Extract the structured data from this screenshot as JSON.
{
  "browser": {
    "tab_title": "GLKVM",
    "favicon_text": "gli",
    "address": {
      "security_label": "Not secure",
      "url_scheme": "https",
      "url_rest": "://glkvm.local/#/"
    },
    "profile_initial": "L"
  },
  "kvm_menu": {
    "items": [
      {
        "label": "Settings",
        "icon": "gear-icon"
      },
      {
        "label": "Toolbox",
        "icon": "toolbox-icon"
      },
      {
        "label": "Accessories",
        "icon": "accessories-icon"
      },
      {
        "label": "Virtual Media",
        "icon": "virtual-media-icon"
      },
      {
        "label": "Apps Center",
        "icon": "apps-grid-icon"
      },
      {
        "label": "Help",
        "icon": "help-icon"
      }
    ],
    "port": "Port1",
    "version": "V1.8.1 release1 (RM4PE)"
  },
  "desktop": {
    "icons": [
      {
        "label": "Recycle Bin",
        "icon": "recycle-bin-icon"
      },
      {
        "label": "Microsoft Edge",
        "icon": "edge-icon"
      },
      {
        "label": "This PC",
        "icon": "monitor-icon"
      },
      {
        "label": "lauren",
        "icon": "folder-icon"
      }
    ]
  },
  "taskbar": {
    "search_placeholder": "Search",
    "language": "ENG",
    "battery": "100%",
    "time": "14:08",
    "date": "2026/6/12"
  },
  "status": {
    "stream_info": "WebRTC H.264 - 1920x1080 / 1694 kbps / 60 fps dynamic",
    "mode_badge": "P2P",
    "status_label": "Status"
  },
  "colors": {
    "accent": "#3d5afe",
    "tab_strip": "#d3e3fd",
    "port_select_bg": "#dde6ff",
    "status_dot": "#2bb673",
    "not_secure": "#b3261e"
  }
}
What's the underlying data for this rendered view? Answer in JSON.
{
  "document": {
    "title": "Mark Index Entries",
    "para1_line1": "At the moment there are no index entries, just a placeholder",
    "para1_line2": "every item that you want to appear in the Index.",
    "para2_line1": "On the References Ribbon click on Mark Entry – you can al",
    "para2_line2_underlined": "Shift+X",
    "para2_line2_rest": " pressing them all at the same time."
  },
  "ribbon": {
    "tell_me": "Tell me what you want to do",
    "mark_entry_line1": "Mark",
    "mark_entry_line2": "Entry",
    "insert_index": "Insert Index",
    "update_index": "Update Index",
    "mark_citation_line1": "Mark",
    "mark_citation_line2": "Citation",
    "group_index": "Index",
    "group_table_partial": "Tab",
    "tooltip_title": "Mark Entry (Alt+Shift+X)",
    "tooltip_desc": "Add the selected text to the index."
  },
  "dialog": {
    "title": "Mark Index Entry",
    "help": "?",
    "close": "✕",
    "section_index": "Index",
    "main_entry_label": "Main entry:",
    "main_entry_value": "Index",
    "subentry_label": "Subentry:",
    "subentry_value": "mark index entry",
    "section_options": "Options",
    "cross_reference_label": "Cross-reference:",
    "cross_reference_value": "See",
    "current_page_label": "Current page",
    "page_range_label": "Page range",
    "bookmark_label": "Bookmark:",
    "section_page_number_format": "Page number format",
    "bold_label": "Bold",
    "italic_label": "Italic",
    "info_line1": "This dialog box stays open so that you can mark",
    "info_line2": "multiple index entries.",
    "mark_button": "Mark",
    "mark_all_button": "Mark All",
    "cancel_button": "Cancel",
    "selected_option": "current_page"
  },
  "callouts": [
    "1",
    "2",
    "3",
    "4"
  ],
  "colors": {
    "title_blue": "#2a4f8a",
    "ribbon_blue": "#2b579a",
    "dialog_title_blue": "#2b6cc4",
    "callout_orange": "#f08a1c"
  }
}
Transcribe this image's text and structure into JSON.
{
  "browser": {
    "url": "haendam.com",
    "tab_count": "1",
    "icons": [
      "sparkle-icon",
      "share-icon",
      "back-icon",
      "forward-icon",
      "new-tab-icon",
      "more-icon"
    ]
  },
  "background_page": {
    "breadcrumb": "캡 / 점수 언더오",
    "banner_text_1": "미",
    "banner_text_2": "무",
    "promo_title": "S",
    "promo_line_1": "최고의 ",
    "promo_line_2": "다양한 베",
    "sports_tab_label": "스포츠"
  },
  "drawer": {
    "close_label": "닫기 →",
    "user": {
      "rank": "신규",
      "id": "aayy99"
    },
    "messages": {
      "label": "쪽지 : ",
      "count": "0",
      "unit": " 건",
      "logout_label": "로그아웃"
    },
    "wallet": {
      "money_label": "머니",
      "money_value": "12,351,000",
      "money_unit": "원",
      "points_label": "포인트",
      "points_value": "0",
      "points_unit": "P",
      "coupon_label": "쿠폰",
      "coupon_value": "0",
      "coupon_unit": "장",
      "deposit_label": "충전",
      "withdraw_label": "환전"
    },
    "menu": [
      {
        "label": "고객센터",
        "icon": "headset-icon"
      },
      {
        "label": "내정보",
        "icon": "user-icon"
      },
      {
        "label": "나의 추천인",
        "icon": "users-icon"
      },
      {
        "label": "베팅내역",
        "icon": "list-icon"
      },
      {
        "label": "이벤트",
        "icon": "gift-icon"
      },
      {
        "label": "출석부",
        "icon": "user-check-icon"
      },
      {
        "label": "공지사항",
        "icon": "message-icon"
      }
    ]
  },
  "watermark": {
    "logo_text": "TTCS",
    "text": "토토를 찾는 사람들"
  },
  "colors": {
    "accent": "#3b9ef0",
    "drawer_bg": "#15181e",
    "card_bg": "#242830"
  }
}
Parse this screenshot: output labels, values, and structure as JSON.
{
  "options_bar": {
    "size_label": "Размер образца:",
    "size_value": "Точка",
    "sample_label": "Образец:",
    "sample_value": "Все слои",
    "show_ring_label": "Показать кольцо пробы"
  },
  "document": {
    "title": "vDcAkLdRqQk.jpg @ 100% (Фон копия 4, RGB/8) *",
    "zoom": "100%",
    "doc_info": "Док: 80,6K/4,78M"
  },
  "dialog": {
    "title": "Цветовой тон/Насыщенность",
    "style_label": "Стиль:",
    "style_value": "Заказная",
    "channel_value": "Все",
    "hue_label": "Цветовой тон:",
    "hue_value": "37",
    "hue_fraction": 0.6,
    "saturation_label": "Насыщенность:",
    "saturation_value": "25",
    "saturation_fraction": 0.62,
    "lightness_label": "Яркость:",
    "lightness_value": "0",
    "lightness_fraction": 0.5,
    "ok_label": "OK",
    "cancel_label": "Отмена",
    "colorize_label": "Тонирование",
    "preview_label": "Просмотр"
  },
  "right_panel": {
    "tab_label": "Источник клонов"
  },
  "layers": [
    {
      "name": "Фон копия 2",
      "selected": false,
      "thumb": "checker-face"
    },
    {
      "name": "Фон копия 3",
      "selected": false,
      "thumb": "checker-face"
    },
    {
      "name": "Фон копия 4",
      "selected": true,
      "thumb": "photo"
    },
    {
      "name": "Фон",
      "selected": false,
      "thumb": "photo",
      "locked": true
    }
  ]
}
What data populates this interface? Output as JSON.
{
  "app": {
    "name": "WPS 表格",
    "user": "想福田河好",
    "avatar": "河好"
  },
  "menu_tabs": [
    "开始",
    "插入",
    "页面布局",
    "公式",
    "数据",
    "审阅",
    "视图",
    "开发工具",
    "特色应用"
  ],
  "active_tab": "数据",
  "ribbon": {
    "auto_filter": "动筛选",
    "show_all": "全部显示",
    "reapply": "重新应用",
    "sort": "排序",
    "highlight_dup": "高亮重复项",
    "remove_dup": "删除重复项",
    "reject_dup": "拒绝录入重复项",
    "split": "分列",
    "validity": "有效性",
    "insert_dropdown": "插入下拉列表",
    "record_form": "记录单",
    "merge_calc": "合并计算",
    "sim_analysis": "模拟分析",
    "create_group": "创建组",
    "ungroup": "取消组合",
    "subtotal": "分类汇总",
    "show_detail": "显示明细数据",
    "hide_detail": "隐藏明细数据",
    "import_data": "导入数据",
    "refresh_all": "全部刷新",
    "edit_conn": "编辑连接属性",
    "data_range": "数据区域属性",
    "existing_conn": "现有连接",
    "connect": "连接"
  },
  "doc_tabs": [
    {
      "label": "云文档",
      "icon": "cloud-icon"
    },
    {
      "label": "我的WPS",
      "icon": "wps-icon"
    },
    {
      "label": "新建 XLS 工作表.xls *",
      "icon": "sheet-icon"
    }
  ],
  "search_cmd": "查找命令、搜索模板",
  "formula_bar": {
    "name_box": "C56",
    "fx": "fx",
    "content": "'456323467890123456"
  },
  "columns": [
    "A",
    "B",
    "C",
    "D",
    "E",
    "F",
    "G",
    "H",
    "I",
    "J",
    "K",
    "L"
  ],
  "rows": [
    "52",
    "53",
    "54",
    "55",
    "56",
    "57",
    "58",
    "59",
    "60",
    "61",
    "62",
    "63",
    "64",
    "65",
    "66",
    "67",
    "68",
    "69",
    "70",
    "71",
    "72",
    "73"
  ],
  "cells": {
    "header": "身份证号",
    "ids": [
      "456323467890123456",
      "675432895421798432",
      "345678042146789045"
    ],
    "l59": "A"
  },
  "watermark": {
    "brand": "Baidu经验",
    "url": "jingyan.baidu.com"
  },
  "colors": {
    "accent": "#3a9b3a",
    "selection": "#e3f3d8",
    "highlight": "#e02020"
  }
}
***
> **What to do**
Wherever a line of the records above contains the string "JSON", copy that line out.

> **Exercise response**
Extract the structured data from this screenshot as JSON.
What's the underlying data for this rendered view? Answer in JSON.
Transcribe this image's text and structure into JSON.
Parse this screenshot: output labels, values, and structure as JSON.
What data populates this interface? Output as JSON.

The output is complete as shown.